This has presented serious problems for the SWP leaders. As Mike Marqusee points out in his Signs of the Times article [see also What Next? No.26], Lindsey German and John Rees can get away with doubling the numbers when it comes to reporting attendances at demonstrations or meetings, but in the case of elections the figures are there in black and white for everyone to see. In the London Assembly elections in 2000 the SA averaged 2.9% in the constituencies it contested and got 1.6% in the top-up section, in the 2001 general election its candidates received an average of 1.6%, and numerous interventions in local elections and by-elections have produced derisory vote after derisory vote. Even in the Hackney mayoral election Paul Foot, who at least enjoyed some sort of name-recognition, could muster only 13% as against 42% for the right-wing Labour candidate. All in all, the whole enterprise has become a bit of a political embarrassment for the SWP leadership. The only victory the SA has registered was in Preston, where Paul Lavalette was elected as a councillor with the support of the local mosque.

This was obviously why the SWP made its turn to the idea of "Peace and Justice" candidates (a turn which would now seem to have reached a dead end, judging by reports in the Weekly Worker). If success could be achieved on that basis in a single ward in Preston, the SWP leaders reasoned, why not try and repeat it on a larger scale in a big city?
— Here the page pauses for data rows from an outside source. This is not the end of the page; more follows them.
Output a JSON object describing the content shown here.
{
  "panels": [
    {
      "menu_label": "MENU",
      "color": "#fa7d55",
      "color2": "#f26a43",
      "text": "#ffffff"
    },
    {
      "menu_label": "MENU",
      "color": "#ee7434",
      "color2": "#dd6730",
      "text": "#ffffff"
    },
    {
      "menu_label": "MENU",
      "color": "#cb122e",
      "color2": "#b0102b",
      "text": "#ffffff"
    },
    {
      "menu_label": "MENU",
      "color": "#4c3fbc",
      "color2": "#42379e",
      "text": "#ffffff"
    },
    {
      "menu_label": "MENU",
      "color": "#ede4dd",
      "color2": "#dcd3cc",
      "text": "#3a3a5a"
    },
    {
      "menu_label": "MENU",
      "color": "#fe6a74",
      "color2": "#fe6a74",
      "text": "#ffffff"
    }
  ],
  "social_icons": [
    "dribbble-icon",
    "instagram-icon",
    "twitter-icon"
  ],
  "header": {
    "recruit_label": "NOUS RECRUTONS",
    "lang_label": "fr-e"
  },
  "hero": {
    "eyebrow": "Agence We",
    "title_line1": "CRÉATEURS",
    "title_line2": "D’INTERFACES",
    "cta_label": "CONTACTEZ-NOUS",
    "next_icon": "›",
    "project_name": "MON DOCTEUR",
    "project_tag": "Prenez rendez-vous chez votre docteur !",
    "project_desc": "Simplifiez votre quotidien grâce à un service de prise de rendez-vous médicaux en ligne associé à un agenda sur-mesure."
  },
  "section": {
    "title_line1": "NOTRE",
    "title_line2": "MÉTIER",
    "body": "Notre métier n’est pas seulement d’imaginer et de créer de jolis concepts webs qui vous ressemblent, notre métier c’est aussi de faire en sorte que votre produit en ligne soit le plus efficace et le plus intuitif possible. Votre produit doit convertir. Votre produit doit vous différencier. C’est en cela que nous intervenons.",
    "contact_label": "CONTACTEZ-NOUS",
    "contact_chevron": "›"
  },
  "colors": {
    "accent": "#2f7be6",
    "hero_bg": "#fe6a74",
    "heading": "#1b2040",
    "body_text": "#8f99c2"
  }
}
Birmingham, where Labour had lost control of the council in the May elections at least in part because of Muslim opposition to the war, and where Constituency Labour Parties had been bureaucratically suspended in order to block so-called "Asian entryism", seemed to offer fertile ground.

As you say, this then created a crisis in the SA, as other socialists opposed the SWP’s readiness to junk parts of the SA programme in order to build their new alliance, and the SWP responded with organisational measures to remove its critics. But it wasn’t the SWP’s "Peace and Justice" turn that caused the failure of the SA. Rather, it was the failure of the SA that caused the "Peace and Justice" turn.

So, while I’m the last person to rally to the defence of the SWP, I think you’re wrong to accuse them of having "strangled the SA". No doubt the SWP’s methods within the Alliance have indeed been characterised by "a welter of intrigue, malfeasance, and allegations of assault". But, however democratically the SWP leadership had behaved, the SA was always a non-starter as an electoral alternative to Labour, for the reasons I’ve outlined. If there is to be a "post-mortem" of the SA’s political failure, as you suggest, that is the only realistic conclusion that can be drawn.